Hunting Debate: What is an Average Whitetail Buck?

14101_728

Research shows that most bucks are 8-pointers, like this one killed by Wyatt Reinhardt of New Hampshire, once they get to age 3 or older. No matter what part of the country or older age class, the 8-point buck comprises most of the antler makeup — which is fine with most hunters.

Studies show that 8-point bucks are the most common, making up 50 percent of antlered deer in all mature buck age classes. Is an 8-point that may be average to many hunters your perfect buck?

Though many of today’s deer hunters describe bucks in terms of “inches of antler,” it wasn’t long ago when the number of antler points was the most common description. For many hunters, that’s still likely the case. As much as many people like to think they can estimate a buck’s score on the hoof, the reality is few are very accurate at it.

Can I prove that? Not necessarily, because rarely do we get our hands on bucks that are scored or aged on the hoof. Let’s leave that argument for another day. Because of its simplicity, counting antler points is the “go to” for hunt clubs and state agencies implementing antler restrictions.

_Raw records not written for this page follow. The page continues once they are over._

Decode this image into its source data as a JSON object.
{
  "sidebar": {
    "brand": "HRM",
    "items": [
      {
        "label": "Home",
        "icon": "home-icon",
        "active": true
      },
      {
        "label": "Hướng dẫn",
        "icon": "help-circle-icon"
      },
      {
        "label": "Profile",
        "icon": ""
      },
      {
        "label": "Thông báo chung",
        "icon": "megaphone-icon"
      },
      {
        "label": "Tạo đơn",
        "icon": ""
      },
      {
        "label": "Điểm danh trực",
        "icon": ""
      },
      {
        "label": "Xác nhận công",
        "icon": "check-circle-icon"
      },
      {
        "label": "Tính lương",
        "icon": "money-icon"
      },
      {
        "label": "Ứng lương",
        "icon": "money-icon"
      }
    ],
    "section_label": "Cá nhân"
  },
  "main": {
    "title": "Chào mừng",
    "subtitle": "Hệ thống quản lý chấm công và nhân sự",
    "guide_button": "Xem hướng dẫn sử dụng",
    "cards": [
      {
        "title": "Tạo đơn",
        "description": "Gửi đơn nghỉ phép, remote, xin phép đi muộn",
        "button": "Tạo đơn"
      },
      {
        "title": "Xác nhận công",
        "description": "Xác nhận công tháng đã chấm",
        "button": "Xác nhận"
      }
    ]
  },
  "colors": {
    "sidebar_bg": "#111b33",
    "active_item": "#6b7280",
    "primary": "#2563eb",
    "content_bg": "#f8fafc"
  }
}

Pretty clear-cut if it’s a 6- or 8-pointer, right?

So when we think of points, whether it’s trail camera pictures of a buck or hearing a buddy talk about the one that ran in front of him on the way to work, the likely description is an “8-pointer.” Think about it: unless the buck was a 1 1⁄2-year-old, odds are good it was an 8-pointer — even though deer on some properties might be known for producing a greater number of points.

Obviously there is a big difference between a 150-inch 8-pointer and a basket-racked 8-pointer. But yet having 8 points is a trait nearly 50 percent of the bucks in each age class 2 1⁄2 years and older share in common.

TAKING COUNT
Researchers at the Mississippi State University Deer Lab analyzed data from bucks across the state and found that nearly 50 percent of them 21⁄2 years old and older had 8 points, regardless of whether they came from the fertile Delta Region or the sandy, poor nutrition Coastal Plain. Nutrition, body size and age all seemed irrelevant regarding the number of points a buck carried.

When looking at only bucks 5 1⁄2 years old or older, researchers found the exact same results: 50 percent had exactly 8 points, with the other half split on both sides of the point spectrum.

In other words, older doesn’t always mean more points.

During the state agency boom of antler restrictions during the 2000s, many states took a hard look at antler data to determine what would help increase the age structure of the average buck harvested. Tennessee officials looked at tens of thousands of bucks during 2004 and found results similar to those of the MSU Deer Lab researchers. In fact, at 4 1⁄2 years of age, a buck was twice as likely to be an 8-pointer than any other point total; at 3 1⁄2 years of age a buck was nearly four times as likely to be an 8-pointer than any other point total!

I’ll put it this way: All of us guys (short ones at least) would love to be 6-foot, 2-inches tall, but it’s not likely most will achieve that. Most will be 5-10 or 5-11 on aver- age with an equal split on both sides. Does genetics play a factor? Absolutely! Just as it does in deer. Does that mean if we shoot all of the 8-pointers, we will be left with bucks with more points? Highly unlikely, with dispersal and other factors coming into play.

That doesn’t mean that the next buck that comes around the bend won’t be a gnarly 6-by-6 — but the odds say you’re likely going to see an 8-pointer or two first.

 
smokeys